Rory joined us for our skiing weekend (a big step for him as he had never been away with us before) and you could see his confidence really growing as he transferred his new skills onto real snow. Through the confidence he gained, he was also able to interact really positively with the other young people on the weekend, and was supportive and encouraging towards one of the other young people when upset: he has now expressed an interest in training as a Junior Leader with us.
Josh also came on 3 of our weekend camps and joined us for one of our 5 day camps. Due to the confidence he gained on this 5 day camp he was able to go on his school P7 5 day residential trip, something his Mum had previously never thought possible, and which was a great success.
Feedback from Mum included, Reach4Reality are a huge support to me managing my caring role during a time where my own health is poor, with the weekly contact with the Project Worker and looking forward to a break when Josh is at camp. Without this respite I would never get a break from Josh to recharge my batteries, he wouldn’t get time away that is valuable to his self-esteem, and I wouldn’t have time to spend alone with my eldest son who has his own flat now.
Local community centres for badminton and table tennis, local communities for walks and biking, local outdoor activity providers or centres for the other activities such as Bowhunter and Fairburn Activity Centre for archery, Abernethy Trust, Nethybridge and Ardgour for camps. Active Spirit for canoe/kayak expeditions, Muirtown Sea Scouts and Muirtown Basin for the canoeing and kayaking sessions which we ran ourselves; and the Lecht ski slope for skiing.
The young people have therefore had greater access to and greatly benefited from using mainstream, local facilities as well as having a greater choice of activities available locally. For some of the young people this has given them sufficient confidence to use the facilities themselves and for others it has given them greater confidence to take part in our residential camps.
“The climbing has been rewarding and the canoeing and biking have been fun and stimulating. I also enjoyed doing the obstacle course”
What Reach4Reality has learnedFor a young person with autism coming on a series of short activities with people they do not know, is a challenging and sometimes daunting experience. However by allowing carers to accompany them initially (if required) on the first session for example, we have overcome this and seen the young people grow in confidence as they trust the new adults and begin to interact with the other young people. We are building on this further with our activity sessions through our current (2017-18) funding.

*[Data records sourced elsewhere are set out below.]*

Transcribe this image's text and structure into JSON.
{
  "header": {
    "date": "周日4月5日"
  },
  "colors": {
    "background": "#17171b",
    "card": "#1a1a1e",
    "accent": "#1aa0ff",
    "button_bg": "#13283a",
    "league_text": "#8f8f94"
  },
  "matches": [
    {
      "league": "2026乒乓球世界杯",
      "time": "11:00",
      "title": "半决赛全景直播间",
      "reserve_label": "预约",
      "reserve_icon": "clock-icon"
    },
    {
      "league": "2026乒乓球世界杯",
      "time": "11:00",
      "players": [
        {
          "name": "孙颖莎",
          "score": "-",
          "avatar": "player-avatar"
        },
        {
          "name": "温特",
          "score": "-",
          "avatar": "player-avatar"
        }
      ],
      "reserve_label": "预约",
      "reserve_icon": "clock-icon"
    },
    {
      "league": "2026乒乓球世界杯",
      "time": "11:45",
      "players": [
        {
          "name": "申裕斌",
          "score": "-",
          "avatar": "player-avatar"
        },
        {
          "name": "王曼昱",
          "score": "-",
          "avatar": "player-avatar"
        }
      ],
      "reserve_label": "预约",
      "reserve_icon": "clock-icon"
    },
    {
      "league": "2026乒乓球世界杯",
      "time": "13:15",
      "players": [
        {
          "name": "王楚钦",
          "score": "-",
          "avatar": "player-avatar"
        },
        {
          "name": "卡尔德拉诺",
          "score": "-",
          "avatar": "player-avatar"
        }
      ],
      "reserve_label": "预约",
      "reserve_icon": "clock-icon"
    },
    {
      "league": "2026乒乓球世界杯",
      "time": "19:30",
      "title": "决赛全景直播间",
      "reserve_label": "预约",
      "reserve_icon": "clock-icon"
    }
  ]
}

We have been able to personalise our service further by providing additional and more regular 1:1 activities when needed for example due to worsening ill-health of a sole carer, or due to emotional well being problems of one of the young people. Also by providing activities catering to the particular interests of the young people e.g. Canoe/kayak expeditions. This has been a springboard for us to start trialling the Duke of Edinburgh Award for a small number of our young people.
The work we have provided through our Better Breaks funding has helped us as an organisation to build a greater awareness locally of who we are and what we do. The short activity sessions have also helped young people grow in confidence and as a taster of what our overnights and residentials are like, as well as starting to build relationships with the young people.